Judit Hutson and her husband Ric Hutson bought their house in the Desert Cedars subdivision in 2005 for $255,000 with intentions of making Maricopa their long-term home.
Then the real estate recession arrived and the Hutsons family watched the value of their home and others in their neighborhood plummet and the people they called neighbors vacate the town.
“It is amazing the number of people who have come and gone since 2005,” Judit said. “We are one of the few originals remaining.”
While home values and a sour economy drove away most of the family’s friends, it is a new threat that could ultimately drive away the Hutson’s and many more Maricopa families along with them: rising gas prices.
The price of regular unleaded gasoline is predicted to escalate past $4 a gallon this spring and possibly surge to $5 next year.
“If we can’t afford to go to work, how can we afford to keep up our house payment?” Judit said.
Since October 2010 gas prices have gone up steadily by about 10 cents a month on average in Arizona and stand at about $3 a gallon as of the first week of January.
These prices are significantly higher than normal for this time of year, said petroleum analyst for gasbuddy.com Patrick DeHaan. “We are on track to have a summer similar to 2008, when prices were around $4 a gallon.”
According to information obtained from GasBuddy.com the average price for a gallon of regular unleaded in was $2.54 in January 2010. In January 2009, the price dropped to $1.50 a gallon briefly before heading back up to $2.50 the following summer.
Dehaan predicts gas prices this year will peak around $4.15 a gallon in May and then begin to decline.
Other experts are predicting that consumers could see $5 a gallon gasoline for the first time in 2012.
Dehann said factors driving up prices include speculators purchasing large amounts of crude oil futures, an improving economy which creates increased demand for fuel and OPEC’s unwillingness to pump more oil.
Economist for Elliott D. Pollack and Company Jim Rounds said he expected prices to increase as the global economy recovers, but that the rate of gas price increases is outstripping the rate of the economic recovery.
“If prices do reach $5, there is no way that would be based off pure economic recovery,” he said
Maricopa is a town of commuters.
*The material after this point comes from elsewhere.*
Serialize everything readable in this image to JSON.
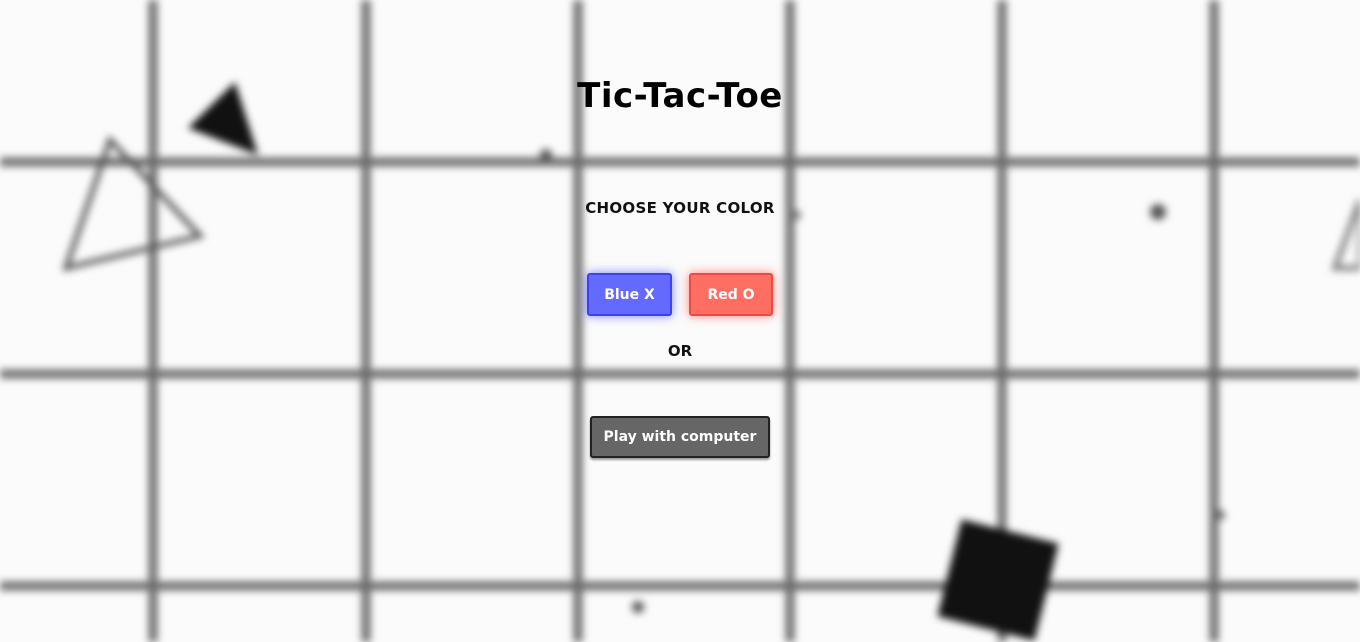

According to a 2008 survey published by the city, approximately 84 percent of employed Maricopans commute 32 miles roundtrip or more daily, and 53 percent commute a minimum of 60 miles roundtrip each day.
In the Hutson family, Ric drives about 40 miles each way, to and from his job in Scottsdale, while Judi periodically drives about the same distance for consulting work she does in the Valley.
“We drive a Prius, which is very gas efficient, but if prices climb above $4 I don’t know if we can afford to continue living in Maricopa,” Judi said. “We are barely getting by as it is.”
The Hutson family isn’t alone in its concerns.
Jim Valenzano, who owns a home in Rancho El Dorado and commutes around 70 miles roundtrip each day, said he wouldn’t be able to maintain his current employment if gas hits $4 and would have to consider giving up his house.
“It is pretty tough at $3 a gallon, but $4 a gallon would be killer,” he said. “Combined with the high utility prices $4 gas could will help Maricopa become a ghost town.”
Maricopa resident Michael Sabo, who works locally, said he thinks the return of $4 gas would be much worse then what Maricopans went through when gas prices peaked at slightly over $4 two and a half years ago.
“For a lot of families it is going to take food off their tables,” he said. “This is not only going to affect the residents of Maricopa, but the businesses too.”
Rounds said he agrees that increases in gas prices will have significant effects on households and the economy.
“Anytime you take money out of the state it is not a good thing,” he said.